▸ **Prompt**
Go through the data underneath and report how many lines hold the string "Enter", giving only the number.

[Excerpts from an interface dataset]

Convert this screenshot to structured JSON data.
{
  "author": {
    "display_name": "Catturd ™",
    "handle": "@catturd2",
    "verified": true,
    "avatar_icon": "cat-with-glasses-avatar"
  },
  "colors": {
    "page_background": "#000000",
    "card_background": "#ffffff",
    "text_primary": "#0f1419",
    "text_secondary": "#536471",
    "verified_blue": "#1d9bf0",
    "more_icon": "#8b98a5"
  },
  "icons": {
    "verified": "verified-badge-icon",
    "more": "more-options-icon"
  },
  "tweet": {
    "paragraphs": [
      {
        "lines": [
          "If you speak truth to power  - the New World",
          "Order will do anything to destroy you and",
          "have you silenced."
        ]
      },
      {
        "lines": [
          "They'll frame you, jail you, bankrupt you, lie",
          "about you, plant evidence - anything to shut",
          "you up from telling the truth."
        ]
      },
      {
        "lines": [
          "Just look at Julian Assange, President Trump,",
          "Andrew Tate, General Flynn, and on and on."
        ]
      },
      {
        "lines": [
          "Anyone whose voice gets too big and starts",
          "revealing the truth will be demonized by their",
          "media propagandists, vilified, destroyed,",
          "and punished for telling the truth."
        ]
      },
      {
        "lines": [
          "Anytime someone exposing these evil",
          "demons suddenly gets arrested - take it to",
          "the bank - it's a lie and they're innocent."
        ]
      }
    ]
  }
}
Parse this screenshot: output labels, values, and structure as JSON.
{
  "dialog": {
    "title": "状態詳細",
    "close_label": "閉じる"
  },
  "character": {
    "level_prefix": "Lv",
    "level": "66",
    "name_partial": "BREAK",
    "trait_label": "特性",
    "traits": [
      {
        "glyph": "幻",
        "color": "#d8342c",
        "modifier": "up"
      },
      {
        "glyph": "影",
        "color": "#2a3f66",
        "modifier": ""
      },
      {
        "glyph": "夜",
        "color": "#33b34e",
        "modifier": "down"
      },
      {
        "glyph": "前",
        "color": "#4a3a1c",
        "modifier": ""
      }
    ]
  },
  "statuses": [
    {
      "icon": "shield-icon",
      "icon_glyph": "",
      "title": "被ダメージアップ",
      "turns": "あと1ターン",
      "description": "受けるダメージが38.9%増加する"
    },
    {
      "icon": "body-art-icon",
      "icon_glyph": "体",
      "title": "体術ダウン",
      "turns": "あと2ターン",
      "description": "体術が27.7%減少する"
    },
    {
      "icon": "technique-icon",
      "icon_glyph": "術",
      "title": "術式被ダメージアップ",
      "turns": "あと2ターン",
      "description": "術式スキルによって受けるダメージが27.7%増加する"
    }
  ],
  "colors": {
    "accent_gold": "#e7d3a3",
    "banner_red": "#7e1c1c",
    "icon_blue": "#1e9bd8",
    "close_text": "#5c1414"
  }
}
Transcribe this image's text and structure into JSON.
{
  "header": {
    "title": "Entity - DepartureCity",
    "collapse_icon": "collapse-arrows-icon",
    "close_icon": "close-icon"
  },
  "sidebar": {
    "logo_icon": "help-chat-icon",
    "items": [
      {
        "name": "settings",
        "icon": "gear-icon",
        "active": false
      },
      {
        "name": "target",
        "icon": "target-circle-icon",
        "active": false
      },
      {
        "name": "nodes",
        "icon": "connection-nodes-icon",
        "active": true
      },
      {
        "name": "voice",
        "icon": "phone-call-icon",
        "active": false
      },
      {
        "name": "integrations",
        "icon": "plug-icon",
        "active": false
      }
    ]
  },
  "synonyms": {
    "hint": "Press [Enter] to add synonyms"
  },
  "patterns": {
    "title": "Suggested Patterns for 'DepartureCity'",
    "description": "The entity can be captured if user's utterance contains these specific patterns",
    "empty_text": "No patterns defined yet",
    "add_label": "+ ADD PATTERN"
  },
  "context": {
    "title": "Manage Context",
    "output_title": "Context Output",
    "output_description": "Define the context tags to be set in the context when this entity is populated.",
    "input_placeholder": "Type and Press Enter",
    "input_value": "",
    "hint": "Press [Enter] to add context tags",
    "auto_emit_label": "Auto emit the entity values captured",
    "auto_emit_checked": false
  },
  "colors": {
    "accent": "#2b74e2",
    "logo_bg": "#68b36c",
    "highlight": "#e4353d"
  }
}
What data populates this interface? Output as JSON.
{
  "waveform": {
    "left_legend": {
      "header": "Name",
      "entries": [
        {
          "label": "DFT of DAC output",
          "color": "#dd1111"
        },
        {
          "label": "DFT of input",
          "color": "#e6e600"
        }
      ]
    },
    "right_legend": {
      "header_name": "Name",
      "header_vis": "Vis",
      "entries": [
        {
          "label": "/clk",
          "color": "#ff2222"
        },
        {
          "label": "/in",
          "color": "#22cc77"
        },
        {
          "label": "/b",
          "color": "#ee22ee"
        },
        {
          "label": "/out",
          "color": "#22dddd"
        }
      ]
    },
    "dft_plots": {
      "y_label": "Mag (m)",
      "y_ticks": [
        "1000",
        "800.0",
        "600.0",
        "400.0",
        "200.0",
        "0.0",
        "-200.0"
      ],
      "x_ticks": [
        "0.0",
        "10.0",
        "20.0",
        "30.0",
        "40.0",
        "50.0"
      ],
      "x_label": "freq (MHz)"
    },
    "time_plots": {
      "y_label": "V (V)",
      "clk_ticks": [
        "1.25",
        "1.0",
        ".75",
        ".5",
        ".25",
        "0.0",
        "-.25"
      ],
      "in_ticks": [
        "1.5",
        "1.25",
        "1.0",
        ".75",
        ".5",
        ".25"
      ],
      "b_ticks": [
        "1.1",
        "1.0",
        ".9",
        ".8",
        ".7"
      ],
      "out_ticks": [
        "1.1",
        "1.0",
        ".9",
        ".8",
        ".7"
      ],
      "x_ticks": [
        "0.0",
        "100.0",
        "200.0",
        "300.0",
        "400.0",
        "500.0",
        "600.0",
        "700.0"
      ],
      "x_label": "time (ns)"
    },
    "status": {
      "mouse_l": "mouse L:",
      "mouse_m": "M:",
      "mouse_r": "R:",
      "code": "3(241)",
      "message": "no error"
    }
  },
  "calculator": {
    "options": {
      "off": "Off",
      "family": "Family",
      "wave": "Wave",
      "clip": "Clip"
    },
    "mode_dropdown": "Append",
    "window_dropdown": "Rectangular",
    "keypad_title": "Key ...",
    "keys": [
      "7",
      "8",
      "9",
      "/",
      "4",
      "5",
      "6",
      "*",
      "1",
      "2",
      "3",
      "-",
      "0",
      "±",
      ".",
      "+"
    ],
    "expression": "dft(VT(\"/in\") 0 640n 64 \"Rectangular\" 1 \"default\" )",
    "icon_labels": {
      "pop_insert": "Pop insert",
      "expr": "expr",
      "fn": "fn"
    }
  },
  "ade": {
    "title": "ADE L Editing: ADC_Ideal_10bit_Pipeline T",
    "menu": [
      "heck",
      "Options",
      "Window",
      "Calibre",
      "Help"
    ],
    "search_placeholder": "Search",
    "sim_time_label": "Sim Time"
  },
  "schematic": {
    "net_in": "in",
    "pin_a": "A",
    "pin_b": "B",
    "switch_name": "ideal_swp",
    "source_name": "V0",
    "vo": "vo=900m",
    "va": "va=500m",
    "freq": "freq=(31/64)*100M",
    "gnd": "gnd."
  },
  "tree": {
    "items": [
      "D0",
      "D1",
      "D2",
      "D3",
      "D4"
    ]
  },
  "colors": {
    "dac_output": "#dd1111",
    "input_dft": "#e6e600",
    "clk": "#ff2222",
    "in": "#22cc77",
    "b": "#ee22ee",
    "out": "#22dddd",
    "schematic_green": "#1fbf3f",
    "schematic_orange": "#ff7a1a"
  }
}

▸ **Your solution**
3